===== Input data =====

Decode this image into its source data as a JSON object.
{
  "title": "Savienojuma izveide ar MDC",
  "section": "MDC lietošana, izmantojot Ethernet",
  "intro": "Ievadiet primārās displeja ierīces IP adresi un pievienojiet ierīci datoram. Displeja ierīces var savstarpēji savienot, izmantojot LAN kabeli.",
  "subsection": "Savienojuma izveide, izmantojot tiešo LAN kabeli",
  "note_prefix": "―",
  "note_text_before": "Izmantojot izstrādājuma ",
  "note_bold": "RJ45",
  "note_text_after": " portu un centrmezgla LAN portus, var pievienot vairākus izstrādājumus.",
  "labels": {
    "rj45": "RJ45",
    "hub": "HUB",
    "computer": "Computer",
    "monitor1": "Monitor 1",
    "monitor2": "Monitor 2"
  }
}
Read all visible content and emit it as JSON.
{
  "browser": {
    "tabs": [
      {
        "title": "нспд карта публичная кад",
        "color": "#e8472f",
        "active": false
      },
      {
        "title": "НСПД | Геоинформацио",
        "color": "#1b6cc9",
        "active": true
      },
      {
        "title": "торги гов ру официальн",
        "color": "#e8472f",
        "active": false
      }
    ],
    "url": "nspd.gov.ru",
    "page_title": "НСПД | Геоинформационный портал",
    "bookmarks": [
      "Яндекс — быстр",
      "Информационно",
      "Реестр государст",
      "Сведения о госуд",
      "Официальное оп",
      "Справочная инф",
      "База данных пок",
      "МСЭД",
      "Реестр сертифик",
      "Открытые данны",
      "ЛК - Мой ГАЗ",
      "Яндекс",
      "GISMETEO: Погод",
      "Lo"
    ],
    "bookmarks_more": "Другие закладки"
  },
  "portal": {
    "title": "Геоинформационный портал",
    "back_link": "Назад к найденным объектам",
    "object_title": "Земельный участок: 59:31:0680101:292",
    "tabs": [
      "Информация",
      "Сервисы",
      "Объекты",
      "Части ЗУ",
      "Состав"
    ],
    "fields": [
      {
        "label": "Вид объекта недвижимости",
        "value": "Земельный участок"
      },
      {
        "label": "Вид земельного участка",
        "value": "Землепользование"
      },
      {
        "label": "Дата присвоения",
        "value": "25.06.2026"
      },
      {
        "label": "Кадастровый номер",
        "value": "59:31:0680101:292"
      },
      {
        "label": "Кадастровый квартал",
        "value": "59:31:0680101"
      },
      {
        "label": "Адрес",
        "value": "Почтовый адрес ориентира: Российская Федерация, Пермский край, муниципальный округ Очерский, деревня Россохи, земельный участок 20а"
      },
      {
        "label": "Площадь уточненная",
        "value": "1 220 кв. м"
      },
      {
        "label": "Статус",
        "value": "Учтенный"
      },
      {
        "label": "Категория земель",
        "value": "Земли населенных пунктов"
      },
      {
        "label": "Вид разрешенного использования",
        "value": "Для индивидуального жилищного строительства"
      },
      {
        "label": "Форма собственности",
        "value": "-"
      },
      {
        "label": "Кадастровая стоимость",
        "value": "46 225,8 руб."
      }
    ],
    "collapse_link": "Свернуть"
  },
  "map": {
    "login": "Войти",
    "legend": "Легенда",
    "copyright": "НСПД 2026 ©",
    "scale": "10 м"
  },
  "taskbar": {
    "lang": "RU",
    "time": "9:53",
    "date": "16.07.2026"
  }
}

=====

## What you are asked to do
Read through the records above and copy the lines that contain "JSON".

## Answer for this exercise
Decode this image into its source data as a JSON object.
Read all visible content and emit it as JSON.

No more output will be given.